> [Work to be completed]: What lines below contain the word "show"? Please pull each one out.

(Interface dataset entries)
------------------------------------

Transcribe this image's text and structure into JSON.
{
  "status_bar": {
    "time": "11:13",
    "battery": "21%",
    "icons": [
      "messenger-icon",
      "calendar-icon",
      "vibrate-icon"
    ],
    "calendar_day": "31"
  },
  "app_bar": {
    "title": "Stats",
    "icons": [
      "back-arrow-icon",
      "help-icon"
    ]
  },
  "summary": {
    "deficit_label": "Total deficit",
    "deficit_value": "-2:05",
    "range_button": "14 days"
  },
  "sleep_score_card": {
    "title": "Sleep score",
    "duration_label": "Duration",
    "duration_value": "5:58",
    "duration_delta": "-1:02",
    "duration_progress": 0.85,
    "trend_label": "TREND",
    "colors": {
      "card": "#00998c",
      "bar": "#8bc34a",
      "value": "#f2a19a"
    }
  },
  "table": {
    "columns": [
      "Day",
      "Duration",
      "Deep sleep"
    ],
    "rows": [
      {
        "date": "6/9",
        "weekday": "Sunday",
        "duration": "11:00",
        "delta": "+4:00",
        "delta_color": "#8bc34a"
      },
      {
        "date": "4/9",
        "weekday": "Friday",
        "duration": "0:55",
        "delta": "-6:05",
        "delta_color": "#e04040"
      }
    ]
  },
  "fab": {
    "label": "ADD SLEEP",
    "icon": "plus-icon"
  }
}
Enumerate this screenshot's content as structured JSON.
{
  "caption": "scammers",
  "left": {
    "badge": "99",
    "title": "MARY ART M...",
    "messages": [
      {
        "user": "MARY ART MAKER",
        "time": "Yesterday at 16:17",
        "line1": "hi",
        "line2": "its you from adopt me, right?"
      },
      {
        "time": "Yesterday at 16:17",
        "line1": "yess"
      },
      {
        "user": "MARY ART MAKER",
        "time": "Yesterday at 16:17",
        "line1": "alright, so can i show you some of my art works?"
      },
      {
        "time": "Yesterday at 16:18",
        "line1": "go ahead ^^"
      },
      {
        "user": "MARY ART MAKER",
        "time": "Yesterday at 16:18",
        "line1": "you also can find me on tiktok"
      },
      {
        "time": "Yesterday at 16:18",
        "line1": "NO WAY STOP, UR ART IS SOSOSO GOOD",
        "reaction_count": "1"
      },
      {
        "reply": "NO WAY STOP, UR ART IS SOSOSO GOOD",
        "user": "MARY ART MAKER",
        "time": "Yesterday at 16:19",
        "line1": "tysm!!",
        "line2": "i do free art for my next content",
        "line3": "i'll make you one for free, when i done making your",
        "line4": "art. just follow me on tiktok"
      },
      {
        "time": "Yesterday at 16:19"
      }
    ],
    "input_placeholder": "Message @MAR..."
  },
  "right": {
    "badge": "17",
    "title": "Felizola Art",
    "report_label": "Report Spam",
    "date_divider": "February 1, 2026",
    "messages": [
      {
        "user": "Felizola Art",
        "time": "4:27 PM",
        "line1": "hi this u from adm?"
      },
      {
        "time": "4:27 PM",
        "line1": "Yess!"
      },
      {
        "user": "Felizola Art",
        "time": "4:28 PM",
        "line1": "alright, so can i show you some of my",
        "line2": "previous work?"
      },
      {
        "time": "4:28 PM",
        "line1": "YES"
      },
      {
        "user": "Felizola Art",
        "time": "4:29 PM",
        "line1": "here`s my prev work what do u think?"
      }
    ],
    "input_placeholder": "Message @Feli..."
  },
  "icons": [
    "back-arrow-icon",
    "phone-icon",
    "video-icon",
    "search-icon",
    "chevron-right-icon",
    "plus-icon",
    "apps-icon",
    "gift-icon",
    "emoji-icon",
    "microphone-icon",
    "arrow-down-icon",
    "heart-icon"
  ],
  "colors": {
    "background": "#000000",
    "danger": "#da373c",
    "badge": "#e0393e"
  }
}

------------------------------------

> [Exercise answer]:
        "line1": "alright, so can i show you some of my art works?"
        "line1": "alright, so can i show you some of my",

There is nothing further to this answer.